The Youth Risk Behavior Survey (YRBS), part of the Centers for Disease Control and Prevention's Youth Risk Behavior Surveillance System, is a school survey that collects data from students in grades 9-12. YRBS, which began in 1990 and has been conducted biennially since 1991, includes questions on a wide variety of health-related risk behaviors, not simply drug abuse. The most recent findings from YRBS, for 1999, are available at http://www.cdc.gov/nccdphp/dash/yrbs/index.htm.
While it is somewhat difficult to make comparisons due to the differences in time period, the findings of YRBS and Monitoring the Future appear reasonably consistent with respect to smoking trends. The most recent data from the YRBS reported trends for 1991 through 1999. Toward the end of the period, rates of smoking were becoming stable or declining. The reductions in smoking observed in the Monitoring the Future surveys have been irregular over the 1996-2001 period and varied by individual grades and recall periods but have been particularly important in the past two years. Data from the 2001 YRBS, scheduled for released in the summer or early fall of 2002, will provide a basis for further comparison.
In-depth studies comparing the methodologies of these surveys of youth substance use were published in the summer 2001 issue of the Journal of Drug Issues (volume 31, number 3). These comparisons, commissioned by HHS, concluded that the design, implementation, and documentation of all three surveys are of high quality and that the surveys exhibit no flaws in the execution of basic survey procedures. In addition, the comparison found that the goals and approaches of these three surveys are very different, making comparisons between them difficult. The surveys differ significantly in terms of populations covered, sampling methods, mode of data collection, questionnaires, and estimation methods. Estimates of substance use are generally highest from the YRBS and lowest from the NHSDA. The NHSDA probably produces lower rates because it is done in the home, whereas the other two surveys collect data in school classrooms, away from parents and other family members.
"Lifetime" refers to use at least once during a respondent's lifetime. "Past year" refers to an individual's drug use at least once during the year preceding their response to the survey. "Past month" refers to an individual's drug use at least once during the month preceding their response to the survey.
Note: All HHS press releases, fact sheets and other press materials are available at http://www.hhs.gov/news/.
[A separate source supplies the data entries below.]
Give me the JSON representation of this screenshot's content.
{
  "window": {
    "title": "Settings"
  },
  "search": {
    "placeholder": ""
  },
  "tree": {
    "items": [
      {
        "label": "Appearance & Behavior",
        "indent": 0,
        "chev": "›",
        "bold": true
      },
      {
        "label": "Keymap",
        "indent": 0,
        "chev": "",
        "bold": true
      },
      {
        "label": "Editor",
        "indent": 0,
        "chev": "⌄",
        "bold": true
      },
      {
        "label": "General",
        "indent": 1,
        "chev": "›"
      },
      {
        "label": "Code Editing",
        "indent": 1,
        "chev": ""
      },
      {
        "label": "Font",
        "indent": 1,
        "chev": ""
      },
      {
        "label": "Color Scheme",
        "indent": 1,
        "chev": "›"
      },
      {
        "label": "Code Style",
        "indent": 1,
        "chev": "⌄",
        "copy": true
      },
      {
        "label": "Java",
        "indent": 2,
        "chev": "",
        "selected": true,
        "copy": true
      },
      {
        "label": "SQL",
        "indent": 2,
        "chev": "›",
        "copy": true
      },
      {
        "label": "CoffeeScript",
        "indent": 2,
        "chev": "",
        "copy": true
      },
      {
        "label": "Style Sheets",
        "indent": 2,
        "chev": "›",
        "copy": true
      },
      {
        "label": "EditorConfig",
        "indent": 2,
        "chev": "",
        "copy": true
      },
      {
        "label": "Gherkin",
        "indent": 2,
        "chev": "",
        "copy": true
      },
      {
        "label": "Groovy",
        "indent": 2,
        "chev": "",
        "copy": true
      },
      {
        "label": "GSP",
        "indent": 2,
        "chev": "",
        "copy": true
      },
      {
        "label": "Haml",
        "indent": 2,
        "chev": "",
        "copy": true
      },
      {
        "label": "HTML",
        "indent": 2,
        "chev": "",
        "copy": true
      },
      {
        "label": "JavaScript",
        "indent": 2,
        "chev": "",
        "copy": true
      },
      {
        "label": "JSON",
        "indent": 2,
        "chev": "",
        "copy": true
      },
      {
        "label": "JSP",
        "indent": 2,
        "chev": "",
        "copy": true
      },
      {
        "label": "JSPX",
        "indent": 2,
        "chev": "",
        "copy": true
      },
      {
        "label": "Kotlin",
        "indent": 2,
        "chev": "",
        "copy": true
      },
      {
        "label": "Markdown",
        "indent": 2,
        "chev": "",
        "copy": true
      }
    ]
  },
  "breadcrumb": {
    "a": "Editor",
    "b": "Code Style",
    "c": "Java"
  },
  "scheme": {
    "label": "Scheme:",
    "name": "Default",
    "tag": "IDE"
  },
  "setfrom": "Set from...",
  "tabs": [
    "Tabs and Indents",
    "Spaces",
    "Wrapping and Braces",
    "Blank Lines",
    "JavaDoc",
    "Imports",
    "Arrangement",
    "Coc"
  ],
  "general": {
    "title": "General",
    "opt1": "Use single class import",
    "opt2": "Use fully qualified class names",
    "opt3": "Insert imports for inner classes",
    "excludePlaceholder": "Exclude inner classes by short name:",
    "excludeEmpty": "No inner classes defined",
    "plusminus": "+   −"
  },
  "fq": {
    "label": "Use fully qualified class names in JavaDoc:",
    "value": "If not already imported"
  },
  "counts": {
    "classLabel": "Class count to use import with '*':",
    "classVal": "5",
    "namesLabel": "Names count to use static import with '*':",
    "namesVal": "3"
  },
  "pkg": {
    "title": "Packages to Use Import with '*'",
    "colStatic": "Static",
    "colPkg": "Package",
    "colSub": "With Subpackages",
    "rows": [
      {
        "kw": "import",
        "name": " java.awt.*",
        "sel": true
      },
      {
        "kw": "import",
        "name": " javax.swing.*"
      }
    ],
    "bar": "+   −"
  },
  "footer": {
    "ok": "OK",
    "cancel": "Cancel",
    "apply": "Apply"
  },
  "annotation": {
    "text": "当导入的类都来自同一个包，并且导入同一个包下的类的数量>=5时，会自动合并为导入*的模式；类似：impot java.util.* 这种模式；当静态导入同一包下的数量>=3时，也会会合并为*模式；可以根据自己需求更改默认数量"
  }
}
The National Institute on Drug Abuse is a component of the National Institutes of Health, U.S. Department of Health and Human Services. NIDA supports more than 85 percent of the world's research on the health aspects of drug abuse and addiction. The Institute carries out a large variety of programs to ensure the rapid dissemination of research information and its implementation in policy and practice. Fact sheets on the health effects of drugs of abuse and other topics can be ordered free of charge in English and Spanish by calling NIDA Infofax at 1-888-NIH-NIDA (644-6432) or 1-888-TTY-NIDA (889-6432) for the deaf. These fact sheets and further information on NIDA research and other activities can be found on the Home page at http://www.drugabuse.gov.